» **What this task involves**
Before copying, set the pictures aside; then repeat every line below verbatim.

» **Source data**
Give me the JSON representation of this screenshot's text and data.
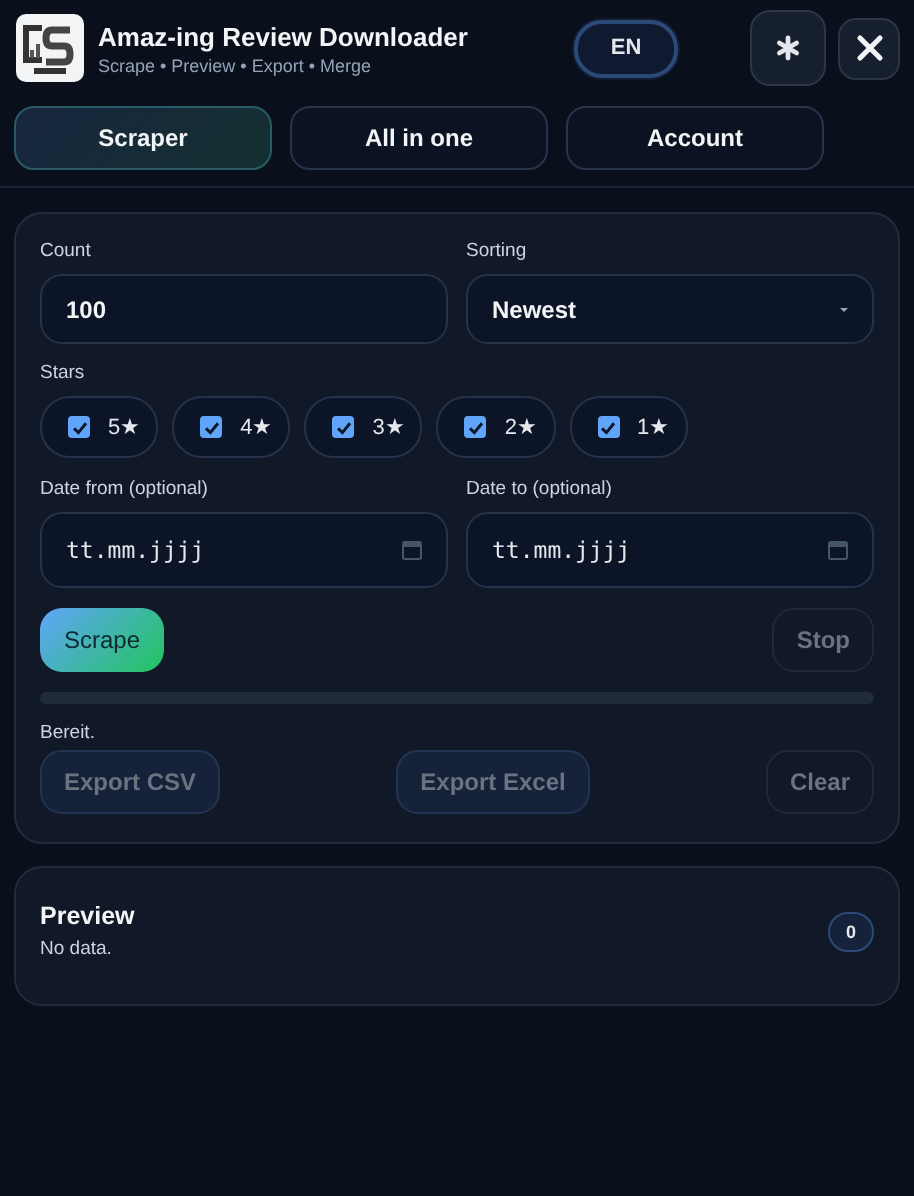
{
  "header": {
    "title": "Amaz-ing Review Downloader",
    "subtitle": "Scrape • Preview • Export • Merge",
    "language": "EN"
  },
  "tabs": [
    {
      "label": "Scraper",
      "selected": true
    },
    {
      "label": "All in one",
      "selected": false
    },
    {
      "label": "Account",
      "selected": false
    }
  ],
  "form": {
    "count": {
      "label": "Count",
      "value": "100"
    },
    "sorting": {
      "label": "Sorting",
      "value": "Newest"
    },
    "stars": {
      "label": "Stars",
      "options": [
        {
          "label": "5★",
          "checked": true
        },
        {
          "label": "4★",
          "checked": true
        },
        {
          "label": "3★",
          "checked": true
        },
        {
          "label": "2★",
          "checked": true
        },
        {
          "label": "1★",
          "checked": true
        }
      ]
    },
    "date_from": {
      "label": "Date from (optional)",
      "placeholder": "tt.mm.jjjj"
    },
    "date_to": {
      "label": "Date to (optional)",
      "placeholder": "tt.mm.jjjj"
    }
  },
  "run_buttons": [
    {
      "label": "Scrape",
      "kind": "primary",
      "disabled": false
    },
    {
      "label": "Stop",
      "kind": "plain",
      "disabled": true
    }
  ],
  "progress": {
    "level": 0
  },
  "status": "Bereit.",
  "export_buttons": [
    {
      "label": "Export CSV",
      "kind": "outline",
      "disabled": true
    },
    {
      "label": "Export Excel",
      "kind": "outline",
      "disabled": true
    },
    {
      "label": "Clear",
      "kind": "plain",
      "disabled": true
    }
  ],
  "preview": {
    "title": "Preview",
    "message": "No data.",
    "count": "0"
  }
}
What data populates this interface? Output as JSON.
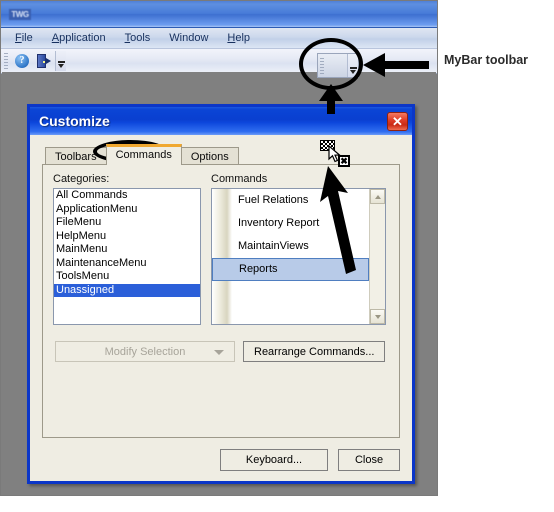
{
  "app": {
    "title_logo": "TWG",
    "menus": [
      {
        "label": "File",
        "accel": "F"
      },
      {
        "label": "Application",
        "accel": "A"
      },
      {
        "label": "Tools",
        "accel": "T"
      },
      {
        "label": "Window",
        "accel": "W"
      },
      {
        "label": "Help",
        "accel": "H"
      }
    ],
    "toolbar": {
      "help_icon": "help-question-icon",
      "exit_icon": "exit-door-icon",
      "overflow_icon": "toolbar-overflow-chevron"
    },
    "mybar": {
      "name": "MyBar",
      "overflow_icon": "toolbar-overflow-chevron"
    }
  },
  "annotation": {
    "text": "MyBar toolbar",
    "arrow_left_icon": "left-pointing-arrow",
    "arrow_up_icon": "up-pointing-arrow",
    "circle_icon": "ellipse-highlight",
    "drag_cursor_icon": "drag-no-drop-cursor"
  },
  "dialog": {
    "title": "Customize",
    "close_label": "✕",
    "close_icon": "close-x-icon",
    "tabs": [
      {
        "label": "Toolbars",
        "active": false
      },
      {
        "label": "Commands",
        "active": true
      },
      {
        "label": "Options",
        "active": false
      }
    ],
    "categories": {
      "label": "Categories:",
      "items": [
        {
          "label": "All Commands",
          "selected": false
        },
        {
          "label": "ApplicationMenu",
          "selected": false
        },
        {
          "label": "FileMenu",
          "selected": false
        },
        {
          "label": "HelpMenu",
          "selected": false
        },
        {
          "label": "MainMenu",
          "selected": false
        },
        {
          "label": "MaintenanceMenu",
          "selected": false
        },
        {
          "label": "ToolsMenu",
          "selected": false
        },
        {
          "label": "Unassigned",
          "selected": true
        }
      ]
    },
    "commands": {
      "label": "Commands",
      "items": [
        {
          "label": "Fuel Relations",
          "selected": false
        },
        {
          "label": "Inventory Report",
          "selected": false
        },
        {
          "label": "MaintainViews",
          "selected": false
        },
        {
          "label": "Reports",
          "selected": true
        }
      ],
      "scroll_up_icon": "scroll-up-arrow",
      "scroll_down_icon": "scroll-down-arrow"
    },
    "buttons": {
      "modify_selection": "Modify Selection",
      "modify_selection_caret_icon": "chevron-down-icon",
      "rearrange_commands": "Rearrange Commands...",
      "keyboard": "Keyboard...",
      "close": "Close"
    }
  }
}
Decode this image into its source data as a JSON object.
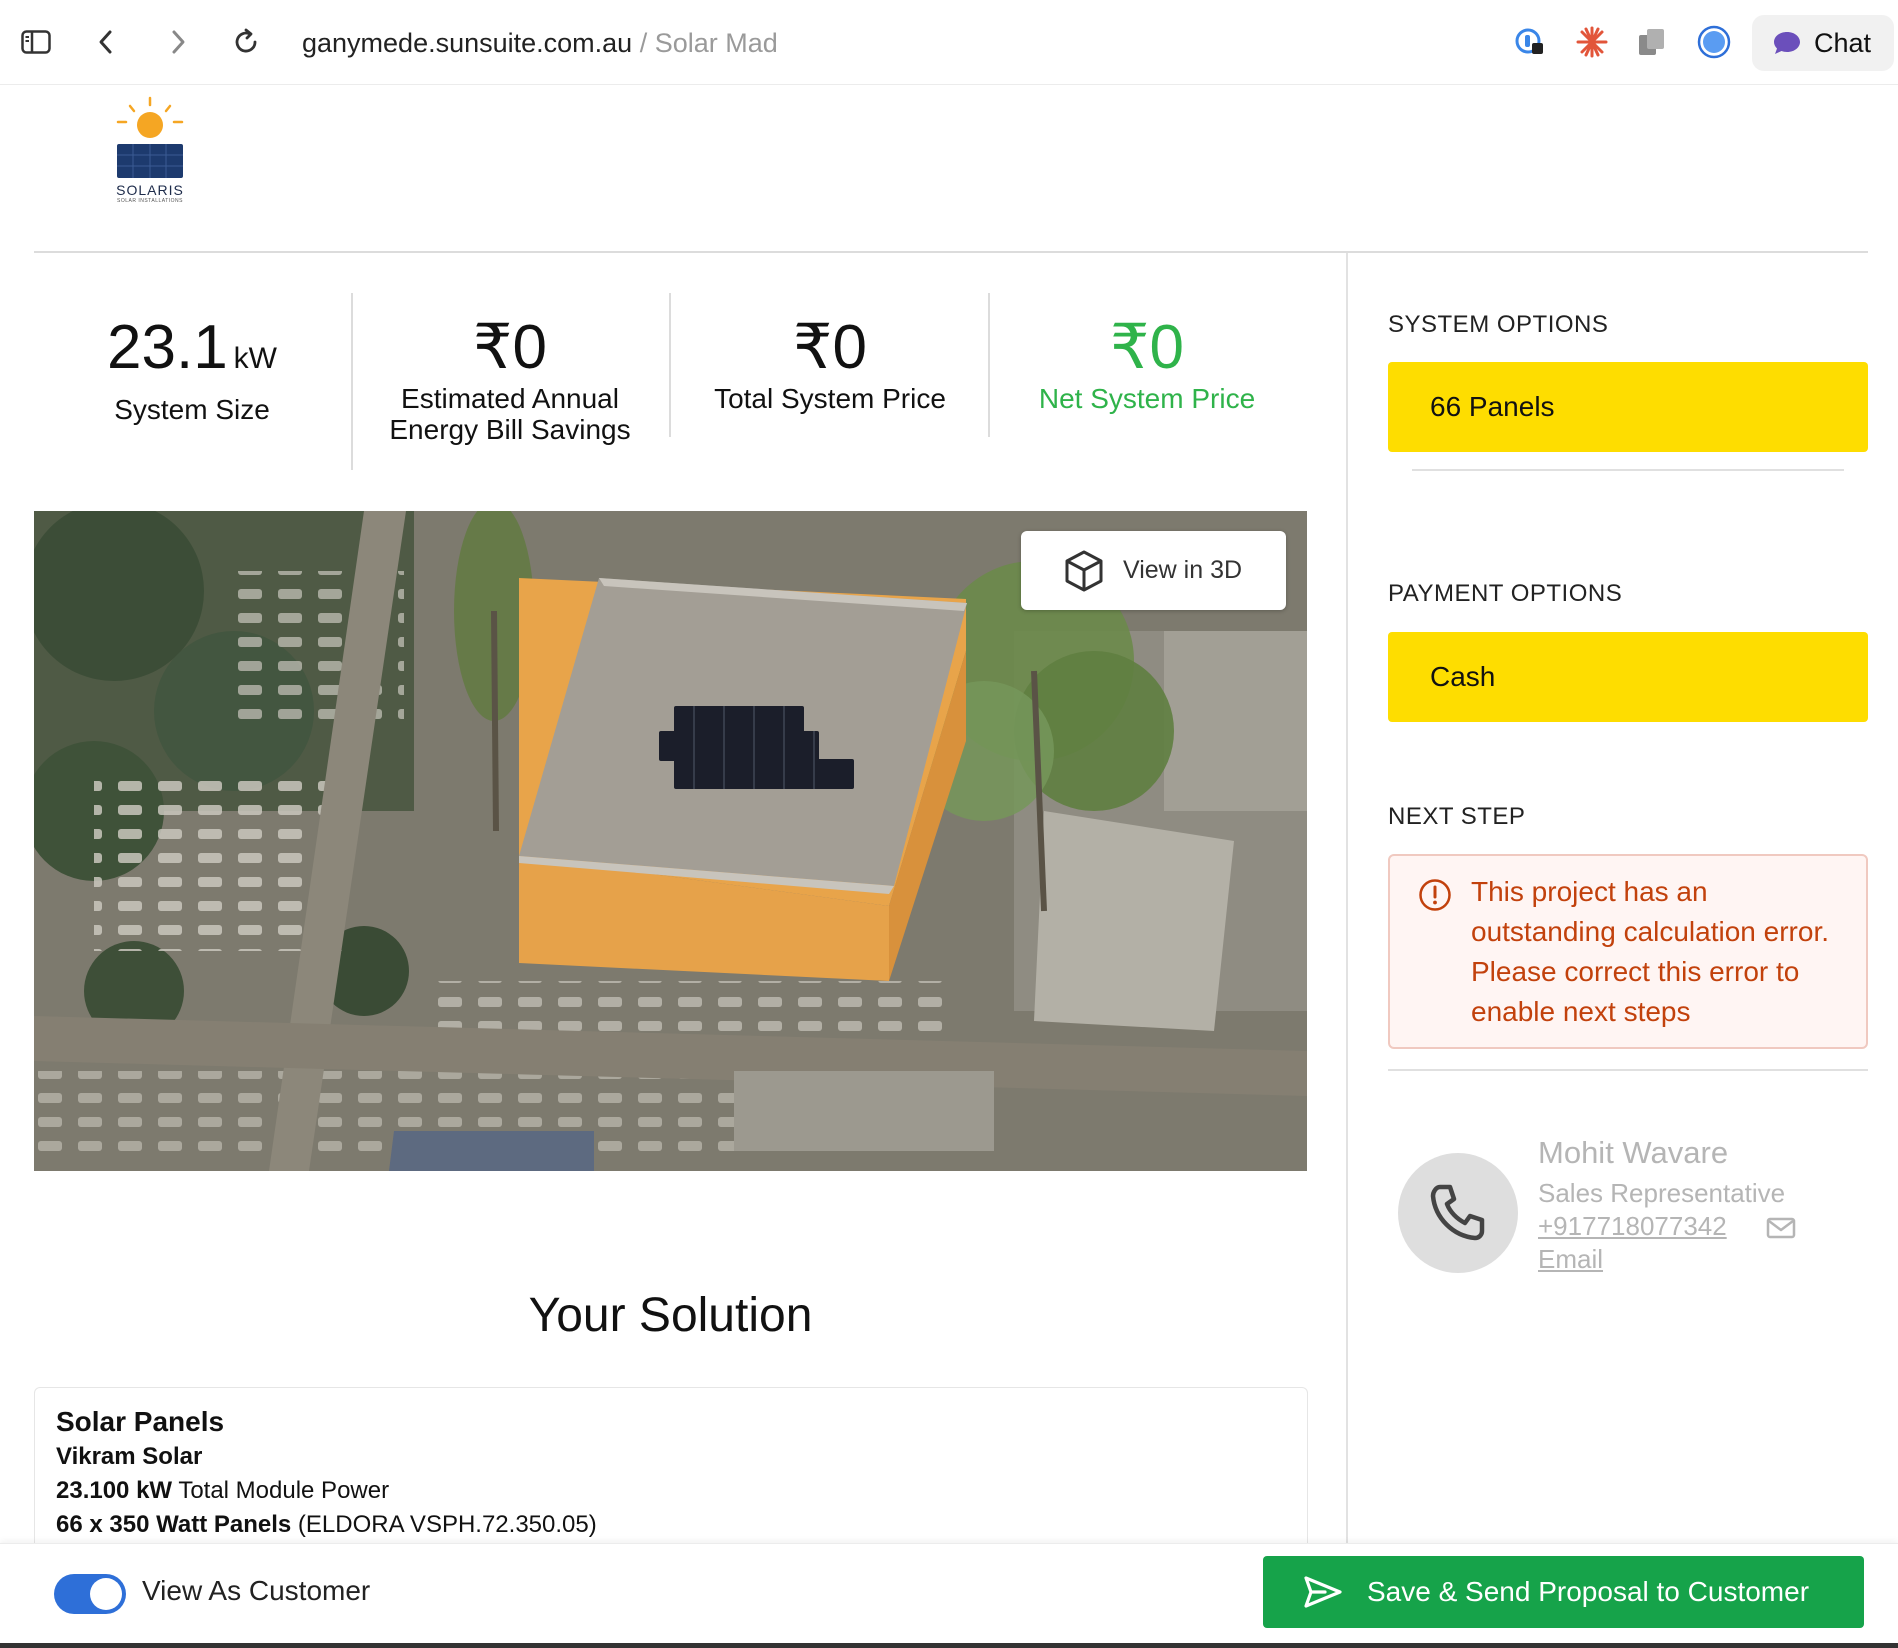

» **Response**
Give me the JSON representation of this screenshot's text and data.
{
  "header": {
    "title": "Amaz-ing Review Downloader",
    "subtitle": "Scrape • Preview • Export • Merge",
    "language": "EN"
  },
  "tabs": [
    {
      "label": "Scraper",
      "selected": true
    },
    {
      "label": "All in one",
      "selected": false
    },
    {
      "label": "Account",
      "selected": false
    }
  ],
  "form": {
    "count": {
      "label": "Count",
      "value": "100"
    },
    "sorting": {
      "label": "Sorting",
      "value": "Newest"
    },
    "stars": {
      "label": "Stars",
      "options": [
        {
          "label": "5★",
          "checked": true
        },
        {
          "label": "4★",
          "checked": true
        },
        {
          "label": "3★",
          "checked": true
        },
        {
          "label": "2★",
          "checked": true
        },
        {
          "label": "1★",
          "checked": true
        }
      ]
    },
    "date_from": {
      "label": "Date from (optional)",
      "placeholder": "tt.mm.jjjj"
    },
    "date_to": {
      "label": "Date to (optional)",
      "placeholder": "tt.mm.jjjj"
    }
  },
  "run_buttons": [
    {
      "label": "Scrape",
      "kind": "primary",
      "disabled": false
    },
    {
      "label": "Stop",
      "kind": "plain",
      "disabled": true
    }
  ],
  "progress": {
    "level": 0
  },
  "status": "Bereit.",
  "export_buttons": [
    {
      "label": "Export CSV",
      "kind": "outline",
      "disabled": true
    },
    {
      "label": "Export Excel",
      "kind": "outline",
      "disabled": true
    },
    {
      "label": "Clear",
      "kind": "plain",
      "disabled": true
    }
  ],
  "preview": {
    "title": "Preview",
    "message": "No data.",
    "count": "0"
  }
}
What data populates this interface? Output as JSON.
{
  "app": {
    "title_logo": "TWG",
    "menus": [
      {
        "label": "File",
        "accel": "F"
      },
      {
        "label": "Application",
        "accel": "A"
      },
      {
        "label": "Tools",
        "accel": "T"
      },
      {
        "label": "Window",
        "accel": "W"
      },
      {
        "label": "Help",
        "accel": "H"
      }
    ],
    "toolbar": {
      "help_icon": "help-question-icon",
      "exit_icon": "exit-door-icon",
      "overflow_icon": "toolbar-overflow-chevron"
    },
    "mybar": {
      "name": "MyBar",
      "overflow_icon": "toolbar-overflow-chevron"
    }
  },
  "annotation": {
    "text": "MyBar toolbar",
    "arrow_left_icon": "left-pointing-arrow",
    "arrow_up_icon": "up-pointing-arrow",
    "circle_icon": "ellipse-highlight",
    "drag_cursor_icon": "drag-no-drop-cursor"
  },
  "dialog": {
    "title": "Customize",
    "close_label": "✕",
    "close_icon": "close-x-icon",
    "tabs": [
      {
        "label": "Toolbars",
        "active": false
      },
      {
        "label": "Commands",
        "active": true
      },
      {
        "label": "Options",
        "active": false
      }
    ],
    "categories": {
      "label": "Categories:",
      "items": [
        {
          "label": "All Commands",
          "selected": false
        },
        {
          "label": "ApplicationMenu",
          "selected": false
        },
        {
          "label": "FileMenu",
          "selected": false
        },
        {
          "label": "HelpMenu",
          "selected": false
        },
        {
          "label": "MainMenu",
          "selected": false
        },
        {
          "label": "MaintenanceMenu",
          "selected": false
        },
        {
          "label": "ToolsMenu",
          "selected": false
        },
        {
          "label": "Unassigned",
          "selected": true
        }
      ]
    },
    "commands": {
      "label": "Commands",
      "items": [
        {
          "label": "Fuel Relations",
          "selected": false
        },
        {
          "label": "Inventory Report",
          "selected": false
        },
        {
          "label": "MaintainViews",
          "selected": false
        },
        {
          "label": "Reports",
          "selected": true
        }
      ],
      "scroll_up_icon": "scroll-up-arrow",
      "scroll_down_icon": "scroll-down-arrow"
    },
    "buttons": {
      "modify_selection": "Modify Selection",
      "modify_selection_caret_icon": "chevron-down-icon",
      "rearrange_commands": "Rearrange Commands...",
      "keyboard": "Keyboard...",
      "close": "Close"
    }
  }
}
Decode this image into its source data as a JSON object.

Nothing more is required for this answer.